Want to save this page for later?

NextGen Magazine


Poll Finds Many Remote Workers Want to Stay Where They Are

Chris Gaetano
Published Date:
Jul 15, 2021
Working From Home

A recent poll has found that remote workers in general, but particularly millennials and women, want to remain remote workers, in contrast to their bosses, who would prefer that they come to the office, CPA Practice Advisor reported.

The 3,600-person survey, conducted by The Conference Board between May 28 and June 4, found that 43 percent of workers overall are questioning the need to return to the office entirely, and not even considering hybrid days. What's more, the lower down on the hierarchy one is, the more likely it is one will ask this question, as 53 percent of "individual contributors" have been doing so, compared to just 18 percent of CEOs. 

Fifty percent of women are also more likely to want to work entirely remotely, compared to 33 percent of men. Further, 55 percent of millennials think the same thing, compared to other generations (presumably, millennial women are the most likely to want to stay remote). 

While, in previous months, the primary motivation for those questioning a return to the office was fear of the coronavirus, at this point, it's mainly concern about stress and burnout. Basically, those who would really prefer to be entirely remote believe that staying at home has been better for their mental health and emotional well being than going to the office. The poll found that 61 percent of women and 70 percent of millennials had this concern. 

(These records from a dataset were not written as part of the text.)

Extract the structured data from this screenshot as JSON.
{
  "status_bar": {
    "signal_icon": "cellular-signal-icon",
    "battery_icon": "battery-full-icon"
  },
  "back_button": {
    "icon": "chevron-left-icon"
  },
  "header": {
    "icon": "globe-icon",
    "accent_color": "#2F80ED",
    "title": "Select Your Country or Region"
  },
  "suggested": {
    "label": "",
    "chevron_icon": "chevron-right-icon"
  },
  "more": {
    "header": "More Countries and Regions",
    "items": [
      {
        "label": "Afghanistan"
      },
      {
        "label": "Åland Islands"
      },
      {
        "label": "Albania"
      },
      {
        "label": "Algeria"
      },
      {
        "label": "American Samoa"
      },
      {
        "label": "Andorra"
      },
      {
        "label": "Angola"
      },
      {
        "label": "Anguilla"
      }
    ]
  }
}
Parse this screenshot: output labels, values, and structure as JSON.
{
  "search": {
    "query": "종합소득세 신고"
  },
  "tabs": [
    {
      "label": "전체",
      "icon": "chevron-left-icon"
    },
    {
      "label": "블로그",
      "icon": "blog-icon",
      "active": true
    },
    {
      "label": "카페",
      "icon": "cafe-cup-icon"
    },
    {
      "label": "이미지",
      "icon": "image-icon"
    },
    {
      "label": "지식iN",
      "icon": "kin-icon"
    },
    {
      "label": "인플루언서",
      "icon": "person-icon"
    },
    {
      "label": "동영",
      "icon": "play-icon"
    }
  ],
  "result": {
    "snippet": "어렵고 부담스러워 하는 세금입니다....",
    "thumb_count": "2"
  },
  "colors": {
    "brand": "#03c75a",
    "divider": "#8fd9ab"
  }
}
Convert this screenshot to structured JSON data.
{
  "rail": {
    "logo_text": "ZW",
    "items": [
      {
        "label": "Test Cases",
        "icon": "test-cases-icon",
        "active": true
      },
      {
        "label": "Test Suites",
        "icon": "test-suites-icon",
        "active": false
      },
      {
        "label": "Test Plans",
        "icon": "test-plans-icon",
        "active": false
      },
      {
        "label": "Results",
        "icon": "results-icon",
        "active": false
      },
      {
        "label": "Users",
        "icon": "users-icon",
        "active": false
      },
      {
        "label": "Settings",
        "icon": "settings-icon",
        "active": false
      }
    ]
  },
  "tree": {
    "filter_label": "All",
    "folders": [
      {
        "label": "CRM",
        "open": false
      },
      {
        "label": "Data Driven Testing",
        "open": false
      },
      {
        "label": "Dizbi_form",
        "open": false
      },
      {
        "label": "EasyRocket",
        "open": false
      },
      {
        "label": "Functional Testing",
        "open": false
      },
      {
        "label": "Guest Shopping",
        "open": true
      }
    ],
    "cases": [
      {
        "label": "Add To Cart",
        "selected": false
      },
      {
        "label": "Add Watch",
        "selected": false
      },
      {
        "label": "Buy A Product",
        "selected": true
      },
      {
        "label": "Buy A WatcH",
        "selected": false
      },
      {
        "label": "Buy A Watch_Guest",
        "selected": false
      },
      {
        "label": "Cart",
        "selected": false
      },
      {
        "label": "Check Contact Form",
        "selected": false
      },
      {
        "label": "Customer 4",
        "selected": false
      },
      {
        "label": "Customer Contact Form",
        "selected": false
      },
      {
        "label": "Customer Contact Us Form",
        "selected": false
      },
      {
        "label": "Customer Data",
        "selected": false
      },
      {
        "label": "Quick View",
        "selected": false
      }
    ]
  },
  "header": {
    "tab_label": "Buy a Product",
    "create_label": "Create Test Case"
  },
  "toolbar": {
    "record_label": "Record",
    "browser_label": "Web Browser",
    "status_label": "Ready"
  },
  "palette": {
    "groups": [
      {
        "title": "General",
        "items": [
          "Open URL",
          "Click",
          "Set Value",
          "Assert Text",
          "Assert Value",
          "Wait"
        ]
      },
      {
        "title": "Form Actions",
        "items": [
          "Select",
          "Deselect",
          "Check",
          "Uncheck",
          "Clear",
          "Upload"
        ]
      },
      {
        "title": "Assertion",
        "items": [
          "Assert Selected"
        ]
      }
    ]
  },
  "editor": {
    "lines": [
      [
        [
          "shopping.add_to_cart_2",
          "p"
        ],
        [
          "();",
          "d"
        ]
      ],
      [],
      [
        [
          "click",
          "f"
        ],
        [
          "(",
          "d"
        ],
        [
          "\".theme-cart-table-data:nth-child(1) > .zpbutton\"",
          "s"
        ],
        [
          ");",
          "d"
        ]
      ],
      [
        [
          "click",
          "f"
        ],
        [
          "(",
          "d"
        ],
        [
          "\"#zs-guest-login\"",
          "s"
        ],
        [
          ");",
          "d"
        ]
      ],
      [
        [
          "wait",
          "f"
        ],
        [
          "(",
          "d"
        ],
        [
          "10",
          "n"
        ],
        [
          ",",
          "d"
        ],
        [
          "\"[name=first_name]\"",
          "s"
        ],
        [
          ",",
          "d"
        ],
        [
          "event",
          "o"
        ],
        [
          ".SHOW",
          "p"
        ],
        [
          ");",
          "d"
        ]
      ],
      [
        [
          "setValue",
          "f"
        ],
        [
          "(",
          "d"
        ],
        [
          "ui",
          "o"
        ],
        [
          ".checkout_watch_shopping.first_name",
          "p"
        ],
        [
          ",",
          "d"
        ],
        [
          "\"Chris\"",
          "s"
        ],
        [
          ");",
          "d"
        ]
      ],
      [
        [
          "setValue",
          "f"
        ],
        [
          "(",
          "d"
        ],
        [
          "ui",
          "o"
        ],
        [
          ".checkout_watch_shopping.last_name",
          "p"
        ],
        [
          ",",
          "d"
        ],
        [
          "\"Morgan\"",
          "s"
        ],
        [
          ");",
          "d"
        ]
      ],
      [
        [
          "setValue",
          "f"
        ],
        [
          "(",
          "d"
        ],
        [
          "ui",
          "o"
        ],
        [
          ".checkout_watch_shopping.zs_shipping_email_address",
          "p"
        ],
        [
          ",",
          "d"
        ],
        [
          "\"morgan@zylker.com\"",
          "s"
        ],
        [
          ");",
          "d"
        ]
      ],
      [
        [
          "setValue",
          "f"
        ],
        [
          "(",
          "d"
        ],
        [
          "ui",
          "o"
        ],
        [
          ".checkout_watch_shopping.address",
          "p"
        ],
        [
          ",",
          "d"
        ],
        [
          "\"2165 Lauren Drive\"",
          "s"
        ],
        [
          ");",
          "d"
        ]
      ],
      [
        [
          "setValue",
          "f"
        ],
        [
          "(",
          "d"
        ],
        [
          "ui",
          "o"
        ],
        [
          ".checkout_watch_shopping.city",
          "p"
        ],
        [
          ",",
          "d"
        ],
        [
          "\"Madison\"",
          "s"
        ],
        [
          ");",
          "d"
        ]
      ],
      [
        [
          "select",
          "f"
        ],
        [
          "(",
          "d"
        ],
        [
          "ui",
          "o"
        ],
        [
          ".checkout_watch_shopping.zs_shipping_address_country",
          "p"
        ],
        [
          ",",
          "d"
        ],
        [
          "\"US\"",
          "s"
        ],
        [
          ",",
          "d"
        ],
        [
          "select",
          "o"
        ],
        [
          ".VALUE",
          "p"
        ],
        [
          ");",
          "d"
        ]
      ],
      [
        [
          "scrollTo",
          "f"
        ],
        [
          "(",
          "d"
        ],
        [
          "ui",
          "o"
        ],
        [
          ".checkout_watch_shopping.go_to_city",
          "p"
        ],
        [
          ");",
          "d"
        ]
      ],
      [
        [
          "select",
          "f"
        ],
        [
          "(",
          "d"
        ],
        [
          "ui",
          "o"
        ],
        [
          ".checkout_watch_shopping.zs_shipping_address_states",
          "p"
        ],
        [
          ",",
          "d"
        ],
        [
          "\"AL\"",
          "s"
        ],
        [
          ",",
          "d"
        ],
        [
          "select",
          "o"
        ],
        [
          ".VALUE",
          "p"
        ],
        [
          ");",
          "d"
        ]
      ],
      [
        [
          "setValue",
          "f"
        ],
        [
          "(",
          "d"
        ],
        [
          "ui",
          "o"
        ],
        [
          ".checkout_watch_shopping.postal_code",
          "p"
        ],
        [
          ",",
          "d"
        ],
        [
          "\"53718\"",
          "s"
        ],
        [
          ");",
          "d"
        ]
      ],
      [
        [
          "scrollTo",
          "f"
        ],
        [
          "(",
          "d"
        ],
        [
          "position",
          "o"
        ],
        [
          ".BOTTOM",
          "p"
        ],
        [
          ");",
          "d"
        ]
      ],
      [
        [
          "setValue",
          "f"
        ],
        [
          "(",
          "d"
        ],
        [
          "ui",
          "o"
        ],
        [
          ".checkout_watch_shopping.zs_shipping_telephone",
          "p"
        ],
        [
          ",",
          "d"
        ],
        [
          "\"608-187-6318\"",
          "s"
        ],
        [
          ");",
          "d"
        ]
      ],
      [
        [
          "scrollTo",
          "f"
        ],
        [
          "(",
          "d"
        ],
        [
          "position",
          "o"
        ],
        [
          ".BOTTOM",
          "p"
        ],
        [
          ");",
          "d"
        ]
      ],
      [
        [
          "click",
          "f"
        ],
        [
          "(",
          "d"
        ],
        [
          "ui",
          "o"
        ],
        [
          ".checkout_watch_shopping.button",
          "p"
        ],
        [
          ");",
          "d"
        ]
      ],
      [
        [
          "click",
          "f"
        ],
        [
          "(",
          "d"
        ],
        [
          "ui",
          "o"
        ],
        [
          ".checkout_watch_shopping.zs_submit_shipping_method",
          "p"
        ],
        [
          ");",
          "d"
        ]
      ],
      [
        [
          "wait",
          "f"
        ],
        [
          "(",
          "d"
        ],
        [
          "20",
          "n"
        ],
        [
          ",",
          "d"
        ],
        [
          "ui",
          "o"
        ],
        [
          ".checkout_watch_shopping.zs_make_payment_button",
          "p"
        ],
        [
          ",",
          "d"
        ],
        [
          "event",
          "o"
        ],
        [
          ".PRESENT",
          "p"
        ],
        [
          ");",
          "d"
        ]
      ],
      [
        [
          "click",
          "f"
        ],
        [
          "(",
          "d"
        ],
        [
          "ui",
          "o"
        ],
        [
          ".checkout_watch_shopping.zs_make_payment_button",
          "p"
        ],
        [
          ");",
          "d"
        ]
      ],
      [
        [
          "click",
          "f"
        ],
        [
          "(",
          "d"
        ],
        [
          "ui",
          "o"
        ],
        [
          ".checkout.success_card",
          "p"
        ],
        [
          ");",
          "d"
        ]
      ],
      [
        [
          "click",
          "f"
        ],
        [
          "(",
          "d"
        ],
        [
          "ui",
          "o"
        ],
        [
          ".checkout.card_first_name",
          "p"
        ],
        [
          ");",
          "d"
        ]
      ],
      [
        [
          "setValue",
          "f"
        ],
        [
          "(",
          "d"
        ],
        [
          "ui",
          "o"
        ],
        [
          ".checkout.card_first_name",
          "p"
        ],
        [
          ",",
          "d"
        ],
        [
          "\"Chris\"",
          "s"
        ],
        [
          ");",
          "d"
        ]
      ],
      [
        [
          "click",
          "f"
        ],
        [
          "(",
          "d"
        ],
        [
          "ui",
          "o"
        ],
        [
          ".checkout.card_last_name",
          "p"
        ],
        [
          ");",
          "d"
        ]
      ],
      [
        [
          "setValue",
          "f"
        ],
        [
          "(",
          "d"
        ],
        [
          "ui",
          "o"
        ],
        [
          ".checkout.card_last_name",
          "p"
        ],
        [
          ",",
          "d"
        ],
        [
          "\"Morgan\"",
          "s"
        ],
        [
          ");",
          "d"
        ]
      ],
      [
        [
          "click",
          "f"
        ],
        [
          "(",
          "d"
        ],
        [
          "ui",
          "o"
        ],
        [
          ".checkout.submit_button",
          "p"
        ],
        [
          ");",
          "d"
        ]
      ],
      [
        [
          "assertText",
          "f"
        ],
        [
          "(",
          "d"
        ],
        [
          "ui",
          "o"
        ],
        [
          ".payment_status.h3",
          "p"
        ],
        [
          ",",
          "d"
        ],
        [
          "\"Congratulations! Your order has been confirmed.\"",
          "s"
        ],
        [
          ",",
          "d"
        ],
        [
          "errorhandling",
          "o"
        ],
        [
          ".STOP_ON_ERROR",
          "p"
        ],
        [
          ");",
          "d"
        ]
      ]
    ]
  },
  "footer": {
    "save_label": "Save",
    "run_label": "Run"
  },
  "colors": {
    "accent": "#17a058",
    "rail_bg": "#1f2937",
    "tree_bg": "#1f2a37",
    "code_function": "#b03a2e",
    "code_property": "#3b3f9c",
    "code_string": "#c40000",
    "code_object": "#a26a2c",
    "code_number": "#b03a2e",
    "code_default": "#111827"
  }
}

In contrast, CEOs, men, and Baby Boomers were the largest cohorts to have no concerns about returning to the workplace.